Terminology and your rights
Sex trafficking means that a commercial sex act happened because of force, fraud, or coercion. If anyone under the age of 18 engages in commercial sex for anything of value, it is also considered sex trafficking under federal law (even without the use of force, fraud, or coercion).
Commercial sexual exploitation
You may also hear terms like “Commercial Sexual Exploitation.”
Commercial - Means that it involves something of value such as money, shelter, drugs, or even a meal.
Sexual - Means it involves a sex act.
Exploitation - Means that someone who has more power is taking advantage of, using, or controlling someone else.
Commercial sexual exploitation doesn’t have to involve a trafficker or a pimp.
Why does this matter? Your rights
Are you undocumented?
By law, if you have experienced sex trafficking and are undocumented, you may be eligible to gain legal immigration status. An immigration attorney can help you or a friend figure out if that applies to you or them.
Are you worried you might go to jail for “prostitution”?
Many states also have laws regarding sex trafficking and incarceration. These are often called “safe harbor laws,” and decriminalize prostitution for youth under 18. In California, for example, SB 1322 says you cannot be arrested or incarcerated for selling sex if you are under 18 years of age.
What if you witness a violent crime?
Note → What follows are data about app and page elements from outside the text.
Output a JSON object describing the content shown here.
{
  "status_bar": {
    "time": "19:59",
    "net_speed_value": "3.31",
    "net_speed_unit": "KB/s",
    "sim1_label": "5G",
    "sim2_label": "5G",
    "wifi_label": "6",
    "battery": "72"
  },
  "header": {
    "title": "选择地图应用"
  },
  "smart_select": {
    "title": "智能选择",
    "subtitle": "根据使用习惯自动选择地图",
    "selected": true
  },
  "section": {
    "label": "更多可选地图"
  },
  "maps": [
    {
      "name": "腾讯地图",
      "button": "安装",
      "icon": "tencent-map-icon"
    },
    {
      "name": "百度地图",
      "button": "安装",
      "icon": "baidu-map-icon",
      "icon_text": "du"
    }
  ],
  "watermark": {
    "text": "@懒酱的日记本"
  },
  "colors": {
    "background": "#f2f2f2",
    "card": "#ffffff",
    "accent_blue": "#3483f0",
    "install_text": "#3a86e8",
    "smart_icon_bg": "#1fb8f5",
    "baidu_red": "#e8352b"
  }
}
Unfortunately, if you are a victim or witness of a violent crime and also participating in the sex trade, it often doesn’t feel safe to come forward. In early 2018, the San Francisco Police Department was the first in the United States to adopt a bulletin that shields sex workers who are reporting a violent crime from being arrested for prostitution (we think that’s pretty cool! Here’s an article about it). If you want to take a look at the exact language to advocate for something similar in your city, you can take a look at the police bulletin here.